“During my college years and my early twenties I, like so many other, questioned the Christian faith I was raised in. There were subjective reasons for my doubts. Christianity just didn’t seem real to me experientially. I had not developed a prayer life and had never experienced God personally. There were also intellectual problems I was having with Christianity, all of which I am addressing elsewhere in this book. There was one, however, I will talk about here.
I was troubled by those Christians who stressed hellfire and damnation. Like so many of my generation I believed that, if there was a core to all religions, it was a loving God. I wanted to believe in a God of love who accepted people regardless of their beliefs and practices. I began to take courses in the other major religions of the world – Buddhism, Hinduism, Islam, Confucianism, and Judaism. I have profited to this day from those studies. However, my explorations in other faiths proved me wrong on this particular point about the centrality of a loving God.
I found no other religious text outside of the Bible that said God created the world out of love and delight. Most ancient pagan religions believed the world was created through struggles and violent battles between opposing gods and supernatural forces. I turned to look more closely at Buddhism, the religion I liked best at the time. However, despite its great emphasis on selflessness and detached service to others, Buddhism did not believe in a personal God at all, and love is the action of a person.
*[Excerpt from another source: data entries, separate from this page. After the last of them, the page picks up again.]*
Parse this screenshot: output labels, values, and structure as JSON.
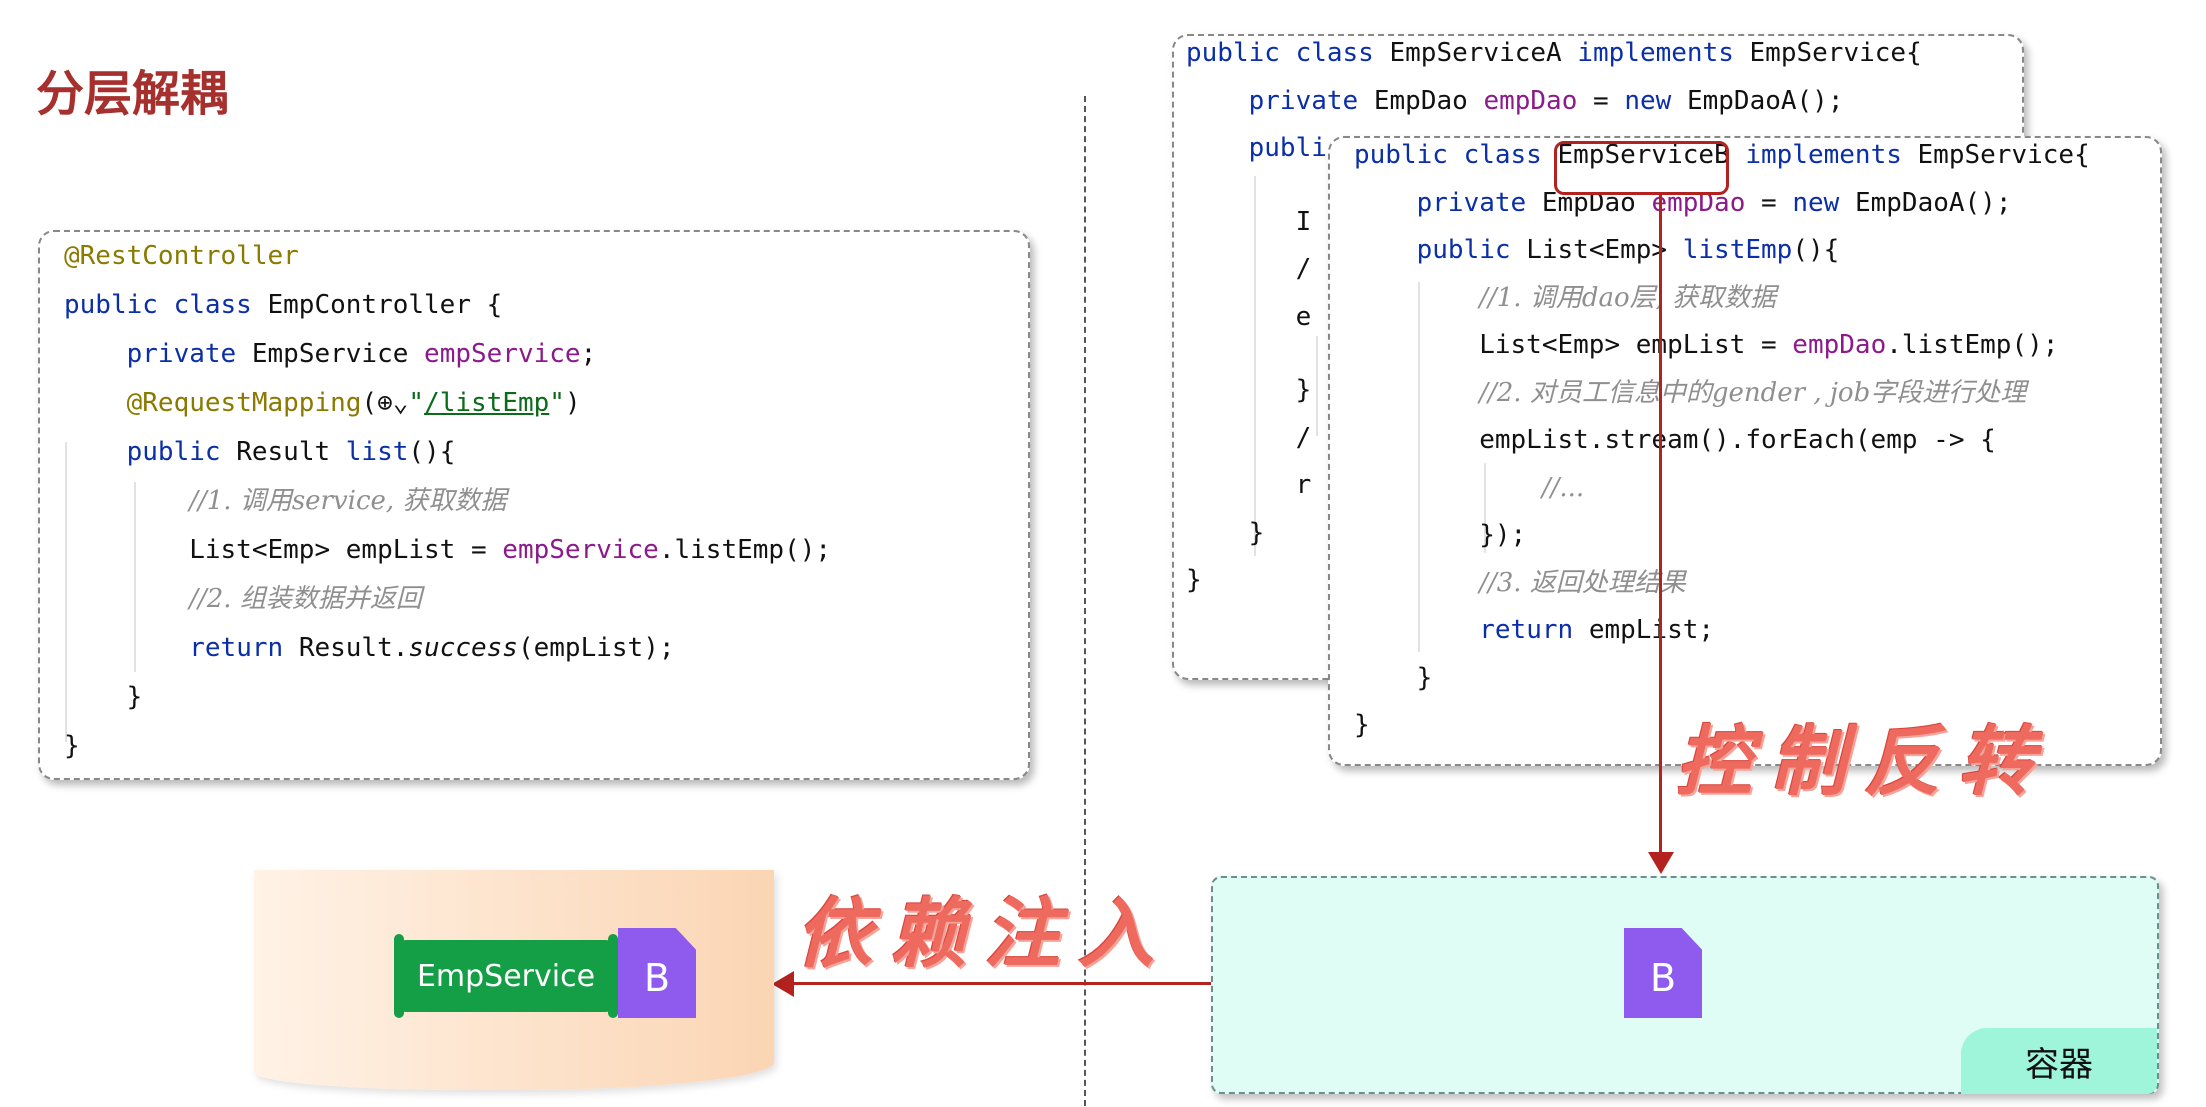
{
  "title": "分层解耦",
  "controller_code": [
    [
      {
        "t": "@RestController",
        "c": "ann"
      }
    ],
    [
      {
        "t": "public class ",
        "c": "kw"
      },
      {
        "t": "EmpController {"
      }
    ],
    [
      {
        "t": "    "
      },
      {
        "t": "private ",
        "c": "kw"
      },
      {
        "t": "EmpService "
      },
      {
        "t": "empService",
        "c": "field"
      },
      {
        "t": ";"
      }
    ],
    [
      {
        "t": "    "
      },
      {
        "t": "@RequestMapping",
        "c": "ann"
      },
      {
        "t": "(⊕⌄"
      },
      {
        "t": "\"",
        "c": "str"
      },
      {
        "t": "/listEmp",
        "c": "url"
      },
      {
        "t": "\"",
        "c": "str"
      },
      {
        "t": ")"
      }
    ],
    [
      {
        "t": "    "
      },
      {
        "t": "public ",
        "c": "kw"
      },
      {
        "t": "Result "
      },
      {
        "t": "list",
        "c": "kw"
      },
      {
        "t": "(){"
      }
    ],
    [
      {
        "t": "        "
      },
      {
        "t": "//1. 调用service, 获取数据",
        "c": "cmt"
      }
    ],
    [
      {
        "t": "        List<Emp> empList = "
      },
      {
        "t": "empService",
        "c": "field"
      },
      {
        "t": ".listEmp();"
      }
    ],
    [
      {
        "t": "        "
      },
      {
        "t": "//2. 组装数据并返回",
        "c": "cmt"
      }
    ],
    [
      {
        "t": "        "
      },
      {
        "t": "return ",
        "c": "kw"
      },
      {
        "t": "Result."
      },
      {
        "t": "success",
        "c": "it"
      },
      {
        "t": "(empList);"
      }
    ],
    [
      {
        "t": "    }"
      }
    ],
    [
      {
        "t": "}"
      }
    ]
  ],
  "service_a_code": [
    [
      {
        "t": "public class ",
        "c": "kw"
      },
      {
        "t": "EmpServiceA "
      },
      {
        "t": "implements ",
        "c": "kw"
      },
      {
        "t": "EmpService{"
      }
    ],
    [
      {
        "t": "    "
      },
      {
        "t": "private ",
        "c": "kw"
      },
      {
        "t": "EmpDao "
      },
      {
        "t": "empDao",
        "c": "field"
      },
      {
        "t": " = "
      },
      {
        "t": "new ",
        "c": "kw"
      },
      {
        "t": "EmpDaoA();"
      }
    ],
    [
      {
        "t": "    "
      },
      {
        "t": "publi",
        "c": "kw"
      }
    ],
    [
      {
        "t": ""
      }
    ],
    [
      {
        "t": "       I"
      }
    ],
    [
      {
        "t": "       /"
      }
    ],
    [
      {
        "t": "       e"
      }
    ],
    [
      {
        "t": ""
      }
    ],
    [
      {
        "t": "       }"
      }
    ],
    [
      {
        "t": "       /"
      }
    ],
    [
      {
        "t": "       r"
      }
    ],
    [
      {
        "t": "    }"
      }
    ],
    [
      {
        "t": "}"
      }
    ]
  ],
  "service_b_code": [
    [
      {
        "t": "public class ",
        "c": "kw"
      },
      {
        "t": "EmpServiceB "
      },
      {
        "t": "implements ",
        "c": "kw"
      },
      {
        "t": "EmpService{"
      }
    ],
    [
      {
        "t": "    "
      },
      {
        "t": "private ",
        "c": "kw"
      },
      {
        "t": "EmpDao "
      },
      {
        "t": "empDao",
        "c": "field"
      },
      {
        "t": " = "
      },
      {
        "t": "new ",
        "c": "kw"
      },
      {
        "t": "EmpDaoA();"
      }
    ],
    [
      {
        "t": "    "
      },
      {
        "t": "public ",
        "c": "kw"
      },
      {
        "t": "List<Emp> "
      },
      {
        "t": "listEmp",
        "c": "kw"
      },
      {
        "t": "(){"
      }
    ],
    [
      {
        "t": "        "
      },
      {
        "t": "//1. 调用dao层, 获取数据",
        "c": "cmt"
      }
    ],
    [
      {
        "t": "        List<Emp> empList = "
      },
      {
        "t": "empDao",
        "c": "field"
      },
      {
        "t": ".listEmp();"
      }
    ],
    [
      {
        "t": "        "
      },
      {
        "t": "//2. 对员工信息中的gender , job字段进行处理",
        "c": "cmt"
      }
    ],
    [
      {
        "t": "        empList.stream().forEach(emp -> {"
      }
    ],
    [
      {
        "t": "            "
      },
      {
        "t": "//...",
        "c": "cmt"
      }
    ],
    [
      {
        "t": "        });"
      }
    ],
    [
      {
        "t": "        "
      },
      {
        "t": "//3. 返回处理结果",
        "c": "cmt"
      }
    ],
    [
      {
        "t": "        "
      },
      {
        "t": "return ",
        "c": "kw"
      },
      {
        "t": "empList;"
      }
    ],
    [
      {
        "t": "    }"
      }
    ],
    [
      {
        "t": "}"
      }
    ]
  ],
  "labels": {
    "ioc": "控制反转",
    "di": "依赖注入",
    "container": "容器",
    "emp_service": "EmpService",
    "bean_letter": "B"
  },
  "colors": {
    "title": "#a5302d",
    "keyword": "#0b2fa8",
    "annotation": "#8a7a00",
    "field": "#8b1a8b",
    "comment": "#8f8f8f",
    "arrow": "#b3221f",
    "bean": "#8f5bef",
    "container_bg": "#dffdf4",
    "container_tab": "#9ff5da",
    "emp_service_tag": "#149e45"
  }
}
Later on, after I became a minister, I was a speaker and panelist for several years in a monthly discussion program in Philadelphia between a Christian church and a mosque. Each month a speaker from the church and a speaker from the mosque would give a Biblical and Qu’ranic perspective on a topic. When we covered the topic of God’s love, it was striking how different our conceptions were. I was told repeatedly by Muslim speakers that God was indeed loving in the sense of being merciful and kind to us. But when Christians spoke of the Lord as our spouse, of knowing God intimately and personally, and of having powerful effusions of his love poured into our hearts by the Holy Spirit, our Muslim friends balked. They told us that it was disrespectful, in their view, to speak of anyone knowing God personally.
Today many of the skeptics I talk to say, as I once did, they can’t believe in the God of the Bible, who punishes and judges people, because they ‘believe in a God of Love.’ I now ask, what makes them think God is Love? Can they look at life in the world today and say, ‘This proves that the God of the world is a God of love’? Can they look at history and say, ‘This all shows that the God of history is a God of love’? Can they look at the religious texts of the world and conclude that God is a God of love? By no means is that the dominant, ruling attribute of God as understood in any of the major faiths. I must conclude that the source of of the idea that God is Love is the Bible itself. And the Bible tells us that the God of love is also a God of judgment who will put all things in the world to rights in the end.
The belief in a God of pure love – who accepts everyone and judges no one – is a powerful act of faith. Not only is there no evidence for it in the natural order, but there is almost no historical, religious textual support for it outside of Christianity. The more one looks at it, the less justified it appears.” – Timothy Keller, The Reason for God: Belief in an Age of Skepticism (New York, NY: Penguin Group, Inc., 2008), 81-83.